Lullabot’s annual team retreats are one of our favorite times of the year. We get together to work on the company and refresh our relationships with one another. The energy generated by these retreats helps carry us through the rest of the year.
Enter 2020. Enter COVID-19.
Due to the scheduling and planning required for an in-person retreat, and how long we needed to let the venue know in advance, half-way through 2020, our leadership made the tough decision to cancel 2021’s in-person retreat. Too many unknowns introduced too much risk.
Instead, we had a virtual retreat. It was not a replacement for our in-person time together, but it served as an important stop-gap until we can finally see each other face to face.
Some of the structure needed to change, however.
Dealing with Time Zones
When we are all together, we are all in the same time zone. This is easy to take for granted. Our team is spread out over the globe, so for a virtual retreat, we had to schedule activities that didn’t force people to sit at their computers long past their bedtime. Or force them to wake up before the sun had begun to shine in their hemisphere.
We schedule two types of activities: required and optional.
Required activities happened between 11 AM and 3 PM Eastern time. These were things like our Town Hall, ESOP deep dive, Department Q&A, Ignite talks, and work BoFs (Birds of a Feather gatherings). We expected everyone to attend these.
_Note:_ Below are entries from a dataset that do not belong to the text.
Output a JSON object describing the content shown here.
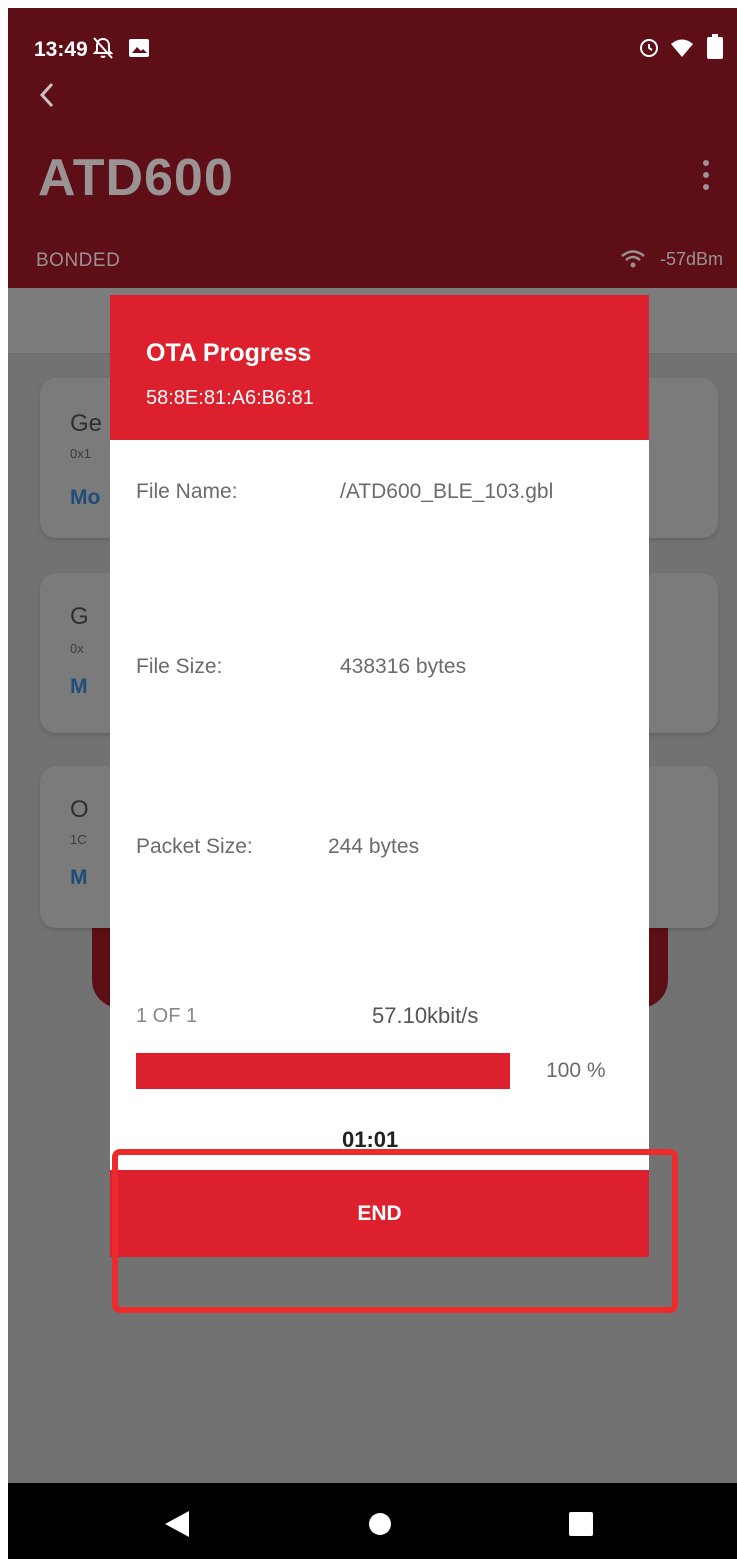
{
  "status_bar": {
    "time": "13:49",
    "icons": [
      "notifications-off-icon",
      "image-icon",
      "alarm-icon",
      "wifi-icon",
      "battery-icon"
    ],
    "battery_level": "97"
  },
  "app_bar": {
    "title": "ATD600",
    "connection_state": "BONDED",
    "rssi": "-57dBm"
  },
  "background_services": [
    {
      "title": "Ge",
      "uuid": "0x1",
      "more": "Mo"
    },
    {
      "title": "G",
      "uuid": "0x",
      "more": "M"
    },
    {
      "title": "O",
      "uuid": "1C",
      "more": "M"
    }
  ],
  "dialog": {
    "title": "OTA Progress",
    "address": "58:8E:81:A6:B6:81",
    "file_name_label": "File Name:",
    "file_name_value": "/ATD600_BLE_103.gbl",
    "file_size_label": "File Size:",
    "file_size_value": "438316 bytes",
    "packet_size_label": "Packet Size:",
    "packet_size_value": "244 bytes",
    "part": "1 OF 1",
    "speed": "57.10kbit/s",
    "progress_fraction": 1.0,
    "progress_percent": "100 %",
    "elapsed": "01:01",
    "end_button": "END"
  },
  "colors": {
    "accent": "#dc202d",
    "app_bar_dimmed": "#5d0e17",
    "highlight": "#ee2b2b"
  }
}
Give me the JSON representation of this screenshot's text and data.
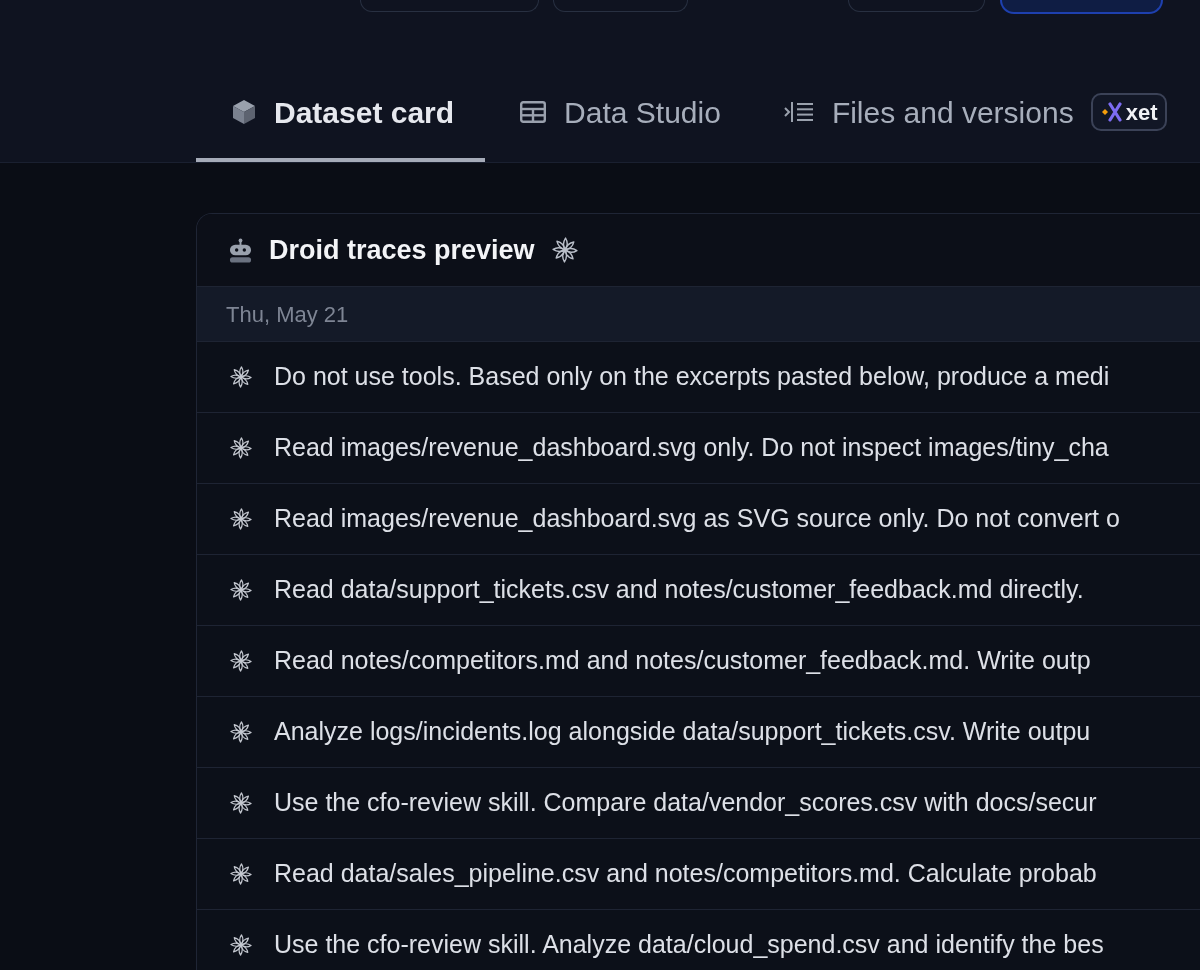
{
  "top_buttons": [
    {
      "kind": "outline"
    },
    {
      "kind": "outline"
    },
    {
      "kind": "outline"
    },
    {
      "kind": "primary"
    }
  ],
  "tabs": [
    {
      "label": "Dataset card",
      "selected": true
    },
    {
      "label": "Data Studio",
      "selected": false
    },
    {
      "label": "Files and versions",
      "selected": false,
      "badge": "xet"
    }
  ],
  "preview": {
    "title": "Droid traces preview",
    "date_group": "Thu, May 21",
    "traces": [
      {
        "text": "Do not use tools. Based only on the excerpts pasted below, produce a medi"
      },
      {
        "text": "Read images/revenue_dashboard.svg only. Do not inspect images/tiny_cha"
      },
      {
        "text": "Read images/revenue_dashboard.svg as SVG source only. Do not convert o"
      },
      {
        "text": "Read data/support_tickets.csv and notes/customer_feedback.md directly."
      },
      {
        "text": "Read notes/competitors.md and notes/customer_feedback.md. Write outp"
      },
      {
        "text": "Analyze logs/incidents.log alongside data/support_tickets.csv. Write outpu"
      },
      {
        "text": "Use the cfo-review skill. Compare data/vendor_scores.csv with docs/secur"
      },
      {
        "text": "Read data/sales_pipeline.csv and notes/competitors.md. Calculate probab"
      },
      {
        "text": "Use the cfo-review skill. Analyze data/cloud_spend.csv and identify the bes"
      }
    ]
  }
}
Optional activities ran from 9 AM to 10:45 AM Eastern time, and then 3 PM to 5 PM Eastern time. These included things like fun BoFs (less work-related), home scavenger hunts, and other ways where we could spend some virtual time together.
Less Passive Participation
During our in-person retreats, each department gives a presentation about the state of that department, along with goals for the upcoming year. Our CEO also gives a “state of the state” presentation that provides a big picture of the entire company.
Sitting in front of your computer for hours of presentations isn’t an attractive prospect, and the time zone differences limited our time together. To make the most of this limited time, department and company updates were written out and posted for our team to read.
We then spent the scheduled time in discussion, with questions and answers. This felt more fruitful than having one person talking for 45 minutes while everyone else sat mute.
Home Scavenger Hunts
April Sides hosted several rounds of Home Scavenger Hunts. Anyone could participate. Participants were shown a slide and had one minute to find a qualifying item in their home and bring it back to their computer. Items were both common and not-so-common household objects, and each object could qualify for only one description. Family members could participate.
Some of the other descriptions:
- Sock with hole
- 15+ years old
The home scavenger hunt was so much fun. And I really love how it doesn't matter how quickly we rush to get the item as long as it is before the timer ends finally. I think it makes it really more inclusive to play!!!!!
These are representative of some of the hauls people collected for the competition:
The 16-Bit Smoke Tree Ranch
Spontaneous conversations are one of the main values of our retreat. Being together allows serendipity to work its magic. This is an unpredictable, intangible benefit that is hard to measure. It would also be impossible to replicate in a virtual environment.
Or would it be impossible?
Sally Young put together a 16-bit representation of Smoke Tree Ranch, our normal retreat venue, using Work Adventure. It replicated all of the hotspots of the premises, from the dining hall to the pool. You could wander around the map, and if you bumped into someone, it started an instant webrtc chat and you could have a one-to-one conversation.
Several areas, like individual tables or the fire pit, had their own dedicated Jitsi rooms where you could participate in larger gatherings.
Some other highlights:
- Each Lullabot has their own cabin they could decorate
- Some tables had games. For example, if you walked up to one table, Jitsi would open on one side, and an instance of Scribble.rs would open on the other. Perfect for Pictionary.
- NPCs (non-player characters) around the ranch would pop up a memory of a past retreat when you talked to them.
- A sprint room that streamed music from soma.fm. Audio and video chats were disabled so that you could hang out without distraction.
Together Apart - Not Forgotten
The virtual retreat allowed us to re-connect and have fun together while we focused on our goals for the upcoming year. We celebrated successes. We expressed gratitude. We reminded ourselves of the humans behind the screens.
It was a bittersweet reunion, because it reminded us all of everything we had missed. But it was welcome and needed, nonetheless.